  • Sweet Sunset Chocolate Merlot

    #1 Sweet Sunset Chocolate Merlot

    First lets say that this is Not ChocoVine. This wine is actually made with eighty five percent Merlot and than has natural chocolate cream added to the mix. This is the wine for anyone looking for sweet red or the chocolate lover at home. Great gift for the holidays.
    (Holding the #1 spot)

  • Tintero Moscato

    #2 Tintero Moscato

    Sori Gramella refers to the one of the only single vineyard Moscatos, and Marco is the only producer to bottle this striking limestone amphitheater commercially. Once the 30 year old vines give up their bounty, and the grapes are harvested and pressed, they are kept in stainless steel at a low temperature to prevent fermentation until an order is received in order to provide the freshest wine possible. (behind by 5 bottles)

  • Finca a Moras Barrell Select Malbec

    #3 Finca a Moras Barrell Select Malbec

    Wow, yes there is cheaper Malbec. There is cheaper everything. This is a focused, complex, intense wine that shows the high altitude with a core of acidic balance. Powerful sweet plum and blackcurrant fruit support a dark mocha and light vanilla stucture and the very full bodied taste loaded with spice and blackberries. The finish is long, lingering and velvety smooth. A great wine with anything coming off the grill. (behind by 8 bottles)

  • Don Ramon

    #4 Don Ramon

    What can we say about this little $10 wine? It's easy drinking but with some fun Old World character. 6 months on oak lends a bit of structure but only enough to keep the bottle from being guzzled in one go. Nice dark cherry, a bit of warm earth, and priced to drink a couple times a day. (behind by 3 bottles)

Fun New Arrivals

  • Obsidian Cab

    Obsidian Cab

    A wonderful classic CA Cab with solid structure from the altitude and Hungarian oak. Reserved and dark on the nose with aromas of blackberries, hints of black licorice and coffee. Really nice and elegant. Touch on the masculine side with no jammy, jelly jar junk here. Wonderfully different.

  • Gotes del Priorat

    Gotes del Priorat

    A slightly different and wonderful lighter take on Priorat. The gorgeous blue slate show immediately on the nose, Carignan is there but with richness and elegance. Really pretty and an homage to the fruit. Gorgeous leather and blue black fruit flavors with spice and soft leather. Organic, hand picked and just 9 months in French, this really is a lovely wine!

  • Armas de Guerra Mencia

    Armas de Guerra Mencia

    An excellent introduction to Bierzo's native varietal, the palate is fresh, elegant, and clean. Energetic aromas of fresh blue fruits, violet and white pepper, plus a subtle touch of licorice. Supple and gently sweet on the palate, offering sappy boysenberry and floral highlights with a hint of smokiness.

  • A.D. Laws Four Grain Straight Bourbon

    A.D. Laws Four Grain Straight Bourbon

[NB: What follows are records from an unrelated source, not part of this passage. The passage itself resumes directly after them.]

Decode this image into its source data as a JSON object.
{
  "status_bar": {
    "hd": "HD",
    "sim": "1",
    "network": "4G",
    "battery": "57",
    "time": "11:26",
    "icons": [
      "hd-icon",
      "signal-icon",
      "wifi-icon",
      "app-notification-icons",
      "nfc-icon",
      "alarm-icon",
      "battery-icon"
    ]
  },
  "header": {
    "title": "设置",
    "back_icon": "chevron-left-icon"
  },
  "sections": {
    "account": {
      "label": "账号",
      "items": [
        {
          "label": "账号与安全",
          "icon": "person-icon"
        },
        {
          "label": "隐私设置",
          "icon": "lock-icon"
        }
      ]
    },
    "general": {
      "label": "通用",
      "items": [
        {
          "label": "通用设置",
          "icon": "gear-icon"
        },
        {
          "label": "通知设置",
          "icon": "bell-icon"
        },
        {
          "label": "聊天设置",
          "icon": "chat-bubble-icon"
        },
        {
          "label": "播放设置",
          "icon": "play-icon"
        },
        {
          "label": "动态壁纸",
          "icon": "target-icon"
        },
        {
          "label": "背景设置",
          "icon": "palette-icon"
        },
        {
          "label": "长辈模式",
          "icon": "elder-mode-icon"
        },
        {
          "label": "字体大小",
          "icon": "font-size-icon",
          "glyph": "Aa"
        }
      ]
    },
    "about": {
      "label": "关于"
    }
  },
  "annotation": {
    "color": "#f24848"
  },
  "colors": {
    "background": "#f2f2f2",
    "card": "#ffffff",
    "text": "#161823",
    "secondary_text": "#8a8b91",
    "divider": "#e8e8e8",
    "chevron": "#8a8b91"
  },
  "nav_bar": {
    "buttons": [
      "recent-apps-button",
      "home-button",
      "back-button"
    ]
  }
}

    This four grain whiskey uses a blend of rye, wheat and barley sourced from the Colorado Malting Company, and corn from Briess Malting in Wisconsin - encompassing the "mother grains" of bourbon. The whiskey ages about 3 years, all year round to capture the seasonal nuances from the ever-changing Colorado mountain air, in new, 53 gallon charred oak barrels source from Independent Stave Company.